*** Exercise materials

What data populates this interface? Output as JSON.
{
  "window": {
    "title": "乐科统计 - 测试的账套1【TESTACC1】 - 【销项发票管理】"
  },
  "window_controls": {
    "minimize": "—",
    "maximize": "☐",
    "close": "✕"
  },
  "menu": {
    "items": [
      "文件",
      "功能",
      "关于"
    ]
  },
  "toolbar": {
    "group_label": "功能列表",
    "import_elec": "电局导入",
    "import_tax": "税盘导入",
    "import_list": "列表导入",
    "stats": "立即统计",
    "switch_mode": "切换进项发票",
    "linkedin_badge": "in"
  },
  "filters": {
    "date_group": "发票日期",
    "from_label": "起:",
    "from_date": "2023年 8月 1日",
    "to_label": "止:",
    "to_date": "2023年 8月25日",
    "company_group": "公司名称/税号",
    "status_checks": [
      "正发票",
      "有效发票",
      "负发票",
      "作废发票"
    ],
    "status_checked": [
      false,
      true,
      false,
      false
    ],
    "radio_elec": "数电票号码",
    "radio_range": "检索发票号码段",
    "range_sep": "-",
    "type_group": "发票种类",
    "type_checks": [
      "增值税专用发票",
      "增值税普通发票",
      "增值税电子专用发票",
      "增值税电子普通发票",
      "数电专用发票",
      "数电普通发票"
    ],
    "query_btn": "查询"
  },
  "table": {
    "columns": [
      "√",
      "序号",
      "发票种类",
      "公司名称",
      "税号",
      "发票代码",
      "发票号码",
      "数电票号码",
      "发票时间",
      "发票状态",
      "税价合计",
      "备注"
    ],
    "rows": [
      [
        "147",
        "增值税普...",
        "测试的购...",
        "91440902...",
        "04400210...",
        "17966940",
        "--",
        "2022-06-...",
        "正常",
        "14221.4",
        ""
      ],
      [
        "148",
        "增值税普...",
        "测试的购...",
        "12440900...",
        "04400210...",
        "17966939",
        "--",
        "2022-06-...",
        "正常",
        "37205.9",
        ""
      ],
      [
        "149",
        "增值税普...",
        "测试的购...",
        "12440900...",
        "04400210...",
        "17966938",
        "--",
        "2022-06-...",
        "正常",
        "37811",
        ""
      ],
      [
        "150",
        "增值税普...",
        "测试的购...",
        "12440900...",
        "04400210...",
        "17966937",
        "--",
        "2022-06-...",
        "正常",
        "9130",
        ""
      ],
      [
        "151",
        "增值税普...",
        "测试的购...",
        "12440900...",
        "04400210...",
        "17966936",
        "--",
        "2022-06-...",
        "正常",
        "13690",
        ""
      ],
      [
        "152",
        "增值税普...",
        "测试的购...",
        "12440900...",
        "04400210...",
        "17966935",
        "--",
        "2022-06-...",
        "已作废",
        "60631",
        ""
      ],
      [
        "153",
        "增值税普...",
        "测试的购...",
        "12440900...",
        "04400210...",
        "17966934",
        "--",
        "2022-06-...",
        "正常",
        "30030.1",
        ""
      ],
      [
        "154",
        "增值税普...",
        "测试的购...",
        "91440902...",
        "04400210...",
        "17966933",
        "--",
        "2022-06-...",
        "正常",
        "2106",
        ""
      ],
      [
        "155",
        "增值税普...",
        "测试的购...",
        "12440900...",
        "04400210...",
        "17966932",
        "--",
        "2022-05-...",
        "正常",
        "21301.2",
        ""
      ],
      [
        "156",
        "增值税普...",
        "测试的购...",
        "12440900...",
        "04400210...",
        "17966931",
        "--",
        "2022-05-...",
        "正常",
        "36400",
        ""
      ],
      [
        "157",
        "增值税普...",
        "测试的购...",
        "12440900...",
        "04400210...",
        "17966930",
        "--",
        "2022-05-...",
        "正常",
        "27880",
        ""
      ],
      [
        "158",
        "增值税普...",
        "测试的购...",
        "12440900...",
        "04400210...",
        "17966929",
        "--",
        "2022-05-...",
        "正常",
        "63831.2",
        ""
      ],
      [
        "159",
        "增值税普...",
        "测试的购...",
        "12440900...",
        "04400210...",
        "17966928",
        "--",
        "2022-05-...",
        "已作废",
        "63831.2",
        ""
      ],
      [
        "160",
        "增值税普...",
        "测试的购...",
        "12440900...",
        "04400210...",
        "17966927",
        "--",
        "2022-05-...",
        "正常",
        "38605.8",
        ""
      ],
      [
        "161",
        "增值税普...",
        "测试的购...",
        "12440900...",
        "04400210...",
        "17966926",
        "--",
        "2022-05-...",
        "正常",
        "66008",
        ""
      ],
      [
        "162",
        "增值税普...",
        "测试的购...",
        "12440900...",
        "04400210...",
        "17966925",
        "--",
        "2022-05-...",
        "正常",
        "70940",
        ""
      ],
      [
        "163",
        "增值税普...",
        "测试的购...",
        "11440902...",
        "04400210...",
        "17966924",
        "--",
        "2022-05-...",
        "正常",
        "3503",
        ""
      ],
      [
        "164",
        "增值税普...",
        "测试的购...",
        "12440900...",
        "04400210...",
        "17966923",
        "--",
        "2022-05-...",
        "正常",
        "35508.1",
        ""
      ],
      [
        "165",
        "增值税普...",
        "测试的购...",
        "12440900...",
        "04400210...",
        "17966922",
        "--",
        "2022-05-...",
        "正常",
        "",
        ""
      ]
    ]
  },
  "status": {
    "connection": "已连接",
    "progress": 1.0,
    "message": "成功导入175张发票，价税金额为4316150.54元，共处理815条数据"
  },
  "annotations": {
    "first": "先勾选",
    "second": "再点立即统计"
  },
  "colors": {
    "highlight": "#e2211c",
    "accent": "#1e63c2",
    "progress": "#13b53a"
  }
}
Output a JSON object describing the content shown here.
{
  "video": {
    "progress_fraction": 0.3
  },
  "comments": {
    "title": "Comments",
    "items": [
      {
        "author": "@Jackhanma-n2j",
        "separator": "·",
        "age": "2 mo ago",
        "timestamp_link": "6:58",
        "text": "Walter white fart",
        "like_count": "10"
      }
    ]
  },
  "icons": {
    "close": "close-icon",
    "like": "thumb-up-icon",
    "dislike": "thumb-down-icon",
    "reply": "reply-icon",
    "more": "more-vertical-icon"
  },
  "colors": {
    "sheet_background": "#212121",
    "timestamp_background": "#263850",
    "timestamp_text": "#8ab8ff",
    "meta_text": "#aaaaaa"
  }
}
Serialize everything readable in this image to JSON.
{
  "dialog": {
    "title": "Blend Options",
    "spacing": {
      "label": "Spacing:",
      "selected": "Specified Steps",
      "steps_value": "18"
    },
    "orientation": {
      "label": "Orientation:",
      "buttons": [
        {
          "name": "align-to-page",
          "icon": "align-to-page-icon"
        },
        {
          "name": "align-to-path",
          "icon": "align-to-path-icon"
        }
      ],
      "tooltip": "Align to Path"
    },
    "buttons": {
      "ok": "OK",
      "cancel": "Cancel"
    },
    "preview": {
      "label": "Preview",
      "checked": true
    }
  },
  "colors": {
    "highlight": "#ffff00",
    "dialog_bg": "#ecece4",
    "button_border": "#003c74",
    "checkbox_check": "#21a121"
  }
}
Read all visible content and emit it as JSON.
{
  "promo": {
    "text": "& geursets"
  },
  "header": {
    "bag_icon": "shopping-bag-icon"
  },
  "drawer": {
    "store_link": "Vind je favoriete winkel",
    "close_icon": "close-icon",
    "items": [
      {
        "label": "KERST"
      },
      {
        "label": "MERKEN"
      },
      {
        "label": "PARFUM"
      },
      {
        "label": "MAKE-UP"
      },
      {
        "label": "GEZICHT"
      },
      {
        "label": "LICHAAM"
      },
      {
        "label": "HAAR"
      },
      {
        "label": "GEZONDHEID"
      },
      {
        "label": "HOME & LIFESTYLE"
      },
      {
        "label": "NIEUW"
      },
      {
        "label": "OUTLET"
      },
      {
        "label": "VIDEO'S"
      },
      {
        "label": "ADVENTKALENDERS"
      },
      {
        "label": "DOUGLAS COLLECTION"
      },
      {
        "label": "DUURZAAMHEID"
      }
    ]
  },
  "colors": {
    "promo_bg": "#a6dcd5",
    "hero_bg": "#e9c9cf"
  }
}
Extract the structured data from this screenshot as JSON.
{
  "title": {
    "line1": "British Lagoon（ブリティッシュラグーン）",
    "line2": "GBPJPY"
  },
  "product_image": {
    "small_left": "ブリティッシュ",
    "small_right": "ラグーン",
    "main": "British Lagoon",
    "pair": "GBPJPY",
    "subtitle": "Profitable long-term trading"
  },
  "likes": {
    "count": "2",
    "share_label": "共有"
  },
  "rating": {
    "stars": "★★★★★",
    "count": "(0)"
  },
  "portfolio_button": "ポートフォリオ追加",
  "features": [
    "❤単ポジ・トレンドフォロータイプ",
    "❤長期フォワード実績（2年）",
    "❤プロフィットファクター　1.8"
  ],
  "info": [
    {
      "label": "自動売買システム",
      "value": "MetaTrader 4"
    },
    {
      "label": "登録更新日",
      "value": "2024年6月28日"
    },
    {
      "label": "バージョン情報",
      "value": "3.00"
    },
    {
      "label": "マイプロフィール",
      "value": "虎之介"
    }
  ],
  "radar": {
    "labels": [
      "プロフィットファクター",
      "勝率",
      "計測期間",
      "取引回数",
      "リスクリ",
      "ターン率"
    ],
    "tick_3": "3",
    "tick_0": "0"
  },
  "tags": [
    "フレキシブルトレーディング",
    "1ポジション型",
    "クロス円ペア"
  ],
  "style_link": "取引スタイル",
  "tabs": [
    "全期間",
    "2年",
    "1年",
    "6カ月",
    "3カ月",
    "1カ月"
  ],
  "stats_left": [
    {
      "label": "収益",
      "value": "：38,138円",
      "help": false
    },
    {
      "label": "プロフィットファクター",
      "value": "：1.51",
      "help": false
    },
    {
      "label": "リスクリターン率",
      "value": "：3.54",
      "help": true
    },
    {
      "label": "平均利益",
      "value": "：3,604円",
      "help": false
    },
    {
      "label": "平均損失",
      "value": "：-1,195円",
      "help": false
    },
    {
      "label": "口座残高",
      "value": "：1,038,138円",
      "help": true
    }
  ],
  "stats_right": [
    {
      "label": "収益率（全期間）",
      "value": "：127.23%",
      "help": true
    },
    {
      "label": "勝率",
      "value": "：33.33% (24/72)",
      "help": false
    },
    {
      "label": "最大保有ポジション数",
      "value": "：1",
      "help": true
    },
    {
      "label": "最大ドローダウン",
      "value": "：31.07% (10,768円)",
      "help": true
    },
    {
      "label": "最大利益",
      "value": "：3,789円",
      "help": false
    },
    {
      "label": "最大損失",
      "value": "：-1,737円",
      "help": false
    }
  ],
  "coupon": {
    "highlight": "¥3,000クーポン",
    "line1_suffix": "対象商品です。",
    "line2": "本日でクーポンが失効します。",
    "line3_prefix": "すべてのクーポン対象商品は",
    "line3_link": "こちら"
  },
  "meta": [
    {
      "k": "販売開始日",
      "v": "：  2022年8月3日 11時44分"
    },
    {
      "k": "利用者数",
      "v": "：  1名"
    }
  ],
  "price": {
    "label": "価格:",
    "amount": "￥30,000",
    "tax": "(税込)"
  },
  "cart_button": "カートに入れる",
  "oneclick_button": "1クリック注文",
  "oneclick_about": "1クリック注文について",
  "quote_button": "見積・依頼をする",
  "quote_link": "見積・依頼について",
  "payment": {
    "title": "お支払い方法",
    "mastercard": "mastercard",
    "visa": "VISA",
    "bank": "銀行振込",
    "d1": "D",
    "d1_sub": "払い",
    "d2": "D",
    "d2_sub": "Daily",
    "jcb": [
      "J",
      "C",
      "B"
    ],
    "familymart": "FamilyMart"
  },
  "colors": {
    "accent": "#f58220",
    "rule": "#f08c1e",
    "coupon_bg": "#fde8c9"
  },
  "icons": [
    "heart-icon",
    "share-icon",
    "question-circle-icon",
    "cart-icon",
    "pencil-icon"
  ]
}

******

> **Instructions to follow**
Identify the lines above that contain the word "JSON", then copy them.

> **Exercise result**
What data populates this interface? Output as JSON.
Output a JSON object describing the content shown here.
Serialize everything readable in this image to JSON.
Read all visible content and emit it as JSON.
Extract the structured data from this screenshot as JSON.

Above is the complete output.